Start of MATERIAL FOR THE TASK

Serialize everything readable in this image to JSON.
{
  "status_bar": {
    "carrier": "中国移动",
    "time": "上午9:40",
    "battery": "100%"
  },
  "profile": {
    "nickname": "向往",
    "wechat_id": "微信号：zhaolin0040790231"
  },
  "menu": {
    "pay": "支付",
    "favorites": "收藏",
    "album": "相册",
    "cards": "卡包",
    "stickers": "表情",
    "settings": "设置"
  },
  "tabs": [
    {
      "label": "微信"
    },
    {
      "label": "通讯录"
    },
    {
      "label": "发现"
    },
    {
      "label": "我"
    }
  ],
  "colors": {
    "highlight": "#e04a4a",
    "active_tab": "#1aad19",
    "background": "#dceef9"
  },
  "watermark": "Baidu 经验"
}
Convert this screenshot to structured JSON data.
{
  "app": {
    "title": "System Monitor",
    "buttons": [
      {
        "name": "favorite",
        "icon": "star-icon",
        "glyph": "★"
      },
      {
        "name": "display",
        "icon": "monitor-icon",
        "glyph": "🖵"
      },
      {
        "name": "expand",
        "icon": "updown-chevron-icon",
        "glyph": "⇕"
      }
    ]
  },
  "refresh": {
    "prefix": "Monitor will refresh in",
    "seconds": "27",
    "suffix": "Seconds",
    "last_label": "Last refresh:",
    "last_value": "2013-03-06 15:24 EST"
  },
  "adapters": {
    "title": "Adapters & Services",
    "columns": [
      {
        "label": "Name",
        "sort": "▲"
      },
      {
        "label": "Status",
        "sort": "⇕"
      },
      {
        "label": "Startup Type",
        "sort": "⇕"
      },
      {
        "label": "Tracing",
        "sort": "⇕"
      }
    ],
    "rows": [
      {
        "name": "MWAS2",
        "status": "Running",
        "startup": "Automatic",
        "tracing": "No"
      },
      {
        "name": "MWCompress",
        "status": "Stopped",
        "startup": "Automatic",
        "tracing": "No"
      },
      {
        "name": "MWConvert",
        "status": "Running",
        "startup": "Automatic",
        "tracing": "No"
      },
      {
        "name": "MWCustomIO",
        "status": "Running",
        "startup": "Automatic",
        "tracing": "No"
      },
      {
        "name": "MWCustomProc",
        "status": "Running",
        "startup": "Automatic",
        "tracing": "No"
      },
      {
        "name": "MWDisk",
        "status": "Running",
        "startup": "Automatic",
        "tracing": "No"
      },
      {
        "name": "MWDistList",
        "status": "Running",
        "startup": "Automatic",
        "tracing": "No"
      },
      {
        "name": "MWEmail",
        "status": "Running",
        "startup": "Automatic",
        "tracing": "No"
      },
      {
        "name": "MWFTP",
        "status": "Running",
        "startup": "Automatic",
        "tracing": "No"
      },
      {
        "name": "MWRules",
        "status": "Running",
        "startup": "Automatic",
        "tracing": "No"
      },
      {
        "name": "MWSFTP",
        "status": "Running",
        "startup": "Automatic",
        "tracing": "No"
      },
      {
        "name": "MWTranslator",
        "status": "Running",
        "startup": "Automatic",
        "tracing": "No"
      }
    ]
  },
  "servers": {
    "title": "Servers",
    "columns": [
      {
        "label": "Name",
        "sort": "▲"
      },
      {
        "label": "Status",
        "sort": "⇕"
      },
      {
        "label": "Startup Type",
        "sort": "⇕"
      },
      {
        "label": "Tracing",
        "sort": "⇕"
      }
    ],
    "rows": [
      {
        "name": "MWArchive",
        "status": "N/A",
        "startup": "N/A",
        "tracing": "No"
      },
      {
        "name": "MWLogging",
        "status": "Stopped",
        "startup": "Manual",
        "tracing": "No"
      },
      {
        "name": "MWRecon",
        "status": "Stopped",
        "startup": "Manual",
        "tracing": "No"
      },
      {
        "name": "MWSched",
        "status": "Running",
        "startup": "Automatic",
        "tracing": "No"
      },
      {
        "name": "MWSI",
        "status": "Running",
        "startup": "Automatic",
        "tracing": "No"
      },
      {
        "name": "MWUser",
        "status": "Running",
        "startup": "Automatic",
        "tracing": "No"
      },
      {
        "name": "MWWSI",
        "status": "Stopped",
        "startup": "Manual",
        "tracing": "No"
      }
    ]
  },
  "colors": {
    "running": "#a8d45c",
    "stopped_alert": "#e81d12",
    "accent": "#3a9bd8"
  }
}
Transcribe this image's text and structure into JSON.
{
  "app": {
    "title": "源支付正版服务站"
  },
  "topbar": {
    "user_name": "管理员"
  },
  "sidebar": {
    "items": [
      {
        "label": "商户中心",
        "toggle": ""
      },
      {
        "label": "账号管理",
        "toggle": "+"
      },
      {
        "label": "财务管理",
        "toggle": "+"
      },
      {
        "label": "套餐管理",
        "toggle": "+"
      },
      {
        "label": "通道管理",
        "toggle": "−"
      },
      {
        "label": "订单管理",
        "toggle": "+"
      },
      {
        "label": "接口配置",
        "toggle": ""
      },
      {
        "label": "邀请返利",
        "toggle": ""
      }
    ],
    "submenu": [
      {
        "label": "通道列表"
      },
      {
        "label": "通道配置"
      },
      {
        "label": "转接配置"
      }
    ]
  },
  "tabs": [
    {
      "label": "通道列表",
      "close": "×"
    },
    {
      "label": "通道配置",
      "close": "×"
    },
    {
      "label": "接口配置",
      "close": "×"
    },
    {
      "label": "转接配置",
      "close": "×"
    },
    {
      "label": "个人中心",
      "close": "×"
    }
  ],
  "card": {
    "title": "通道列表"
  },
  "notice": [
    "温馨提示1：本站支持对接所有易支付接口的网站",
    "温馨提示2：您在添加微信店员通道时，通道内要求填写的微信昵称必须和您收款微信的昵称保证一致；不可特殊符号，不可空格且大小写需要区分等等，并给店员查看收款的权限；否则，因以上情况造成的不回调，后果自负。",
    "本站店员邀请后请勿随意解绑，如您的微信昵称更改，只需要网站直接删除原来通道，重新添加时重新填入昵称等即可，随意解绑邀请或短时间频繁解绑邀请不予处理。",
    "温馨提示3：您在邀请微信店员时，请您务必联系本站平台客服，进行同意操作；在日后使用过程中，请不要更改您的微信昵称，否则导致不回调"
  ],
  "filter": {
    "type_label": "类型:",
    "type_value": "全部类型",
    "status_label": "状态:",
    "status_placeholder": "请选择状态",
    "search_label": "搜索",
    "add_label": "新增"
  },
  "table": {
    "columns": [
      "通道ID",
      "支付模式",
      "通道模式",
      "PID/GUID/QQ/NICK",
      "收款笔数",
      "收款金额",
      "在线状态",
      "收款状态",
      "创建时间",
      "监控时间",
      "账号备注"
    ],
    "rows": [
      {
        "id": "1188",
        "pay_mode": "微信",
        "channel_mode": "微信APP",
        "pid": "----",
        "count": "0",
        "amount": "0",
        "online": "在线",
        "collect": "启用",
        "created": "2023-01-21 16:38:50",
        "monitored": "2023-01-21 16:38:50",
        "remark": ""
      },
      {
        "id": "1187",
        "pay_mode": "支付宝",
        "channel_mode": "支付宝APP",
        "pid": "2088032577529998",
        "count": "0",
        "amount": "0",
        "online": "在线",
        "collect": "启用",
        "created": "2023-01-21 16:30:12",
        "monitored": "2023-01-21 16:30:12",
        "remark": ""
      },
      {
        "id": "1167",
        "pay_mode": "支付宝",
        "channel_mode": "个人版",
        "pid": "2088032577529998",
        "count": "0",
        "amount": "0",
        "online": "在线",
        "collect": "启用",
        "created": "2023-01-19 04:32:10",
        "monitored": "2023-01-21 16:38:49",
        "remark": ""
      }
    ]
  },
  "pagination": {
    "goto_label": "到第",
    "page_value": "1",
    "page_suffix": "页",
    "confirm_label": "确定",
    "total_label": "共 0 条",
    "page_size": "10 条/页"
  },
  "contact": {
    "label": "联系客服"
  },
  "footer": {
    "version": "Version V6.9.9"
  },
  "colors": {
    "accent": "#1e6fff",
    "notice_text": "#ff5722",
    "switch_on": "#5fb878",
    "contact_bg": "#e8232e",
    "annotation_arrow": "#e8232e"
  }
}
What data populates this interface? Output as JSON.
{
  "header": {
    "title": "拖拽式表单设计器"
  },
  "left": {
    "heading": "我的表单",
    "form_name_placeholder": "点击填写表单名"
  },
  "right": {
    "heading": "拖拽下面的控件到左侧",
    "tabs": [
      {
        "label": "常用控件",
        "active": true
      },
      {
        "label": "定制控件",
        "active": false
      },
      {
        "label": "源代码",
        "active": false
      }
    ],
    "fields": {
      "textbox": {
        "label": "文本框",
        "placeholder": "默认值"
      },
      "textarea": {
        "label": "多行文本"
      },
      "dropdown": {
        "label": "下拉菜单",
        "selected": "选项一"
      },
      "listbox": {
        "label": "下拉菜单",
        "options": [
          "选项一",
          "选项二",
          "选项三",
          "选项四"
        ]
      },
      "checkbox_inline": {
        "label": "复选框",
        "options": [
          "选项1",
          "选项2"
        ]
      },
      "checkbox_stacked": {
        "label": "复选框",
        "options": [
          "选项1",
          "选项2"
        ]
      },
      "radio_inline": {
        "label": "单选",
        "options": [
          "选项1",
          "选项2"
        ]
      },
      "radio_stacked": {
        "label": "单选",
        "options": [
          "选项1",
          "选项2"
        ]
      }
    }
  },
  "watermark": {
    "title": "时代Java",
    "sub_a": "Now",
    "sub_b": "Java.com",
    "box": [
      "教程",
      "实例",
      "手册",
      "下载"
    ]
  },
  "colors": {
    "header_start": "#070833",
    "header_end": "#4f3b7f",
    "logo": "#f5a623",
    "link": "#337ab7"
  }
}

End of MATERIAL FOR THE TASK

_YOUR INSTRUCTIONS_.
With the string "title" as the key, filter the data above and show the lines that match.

_SOLUTION TO THIS PROBLEM_.
    "title": "System Monitor",
    "title": "Adapters & Services",
    "title": "Servers",
    "title": "源支付正版服务站"
    "title": "通道列表"
    "title": "拖拽式表单设计器"
    "title": "时代Java",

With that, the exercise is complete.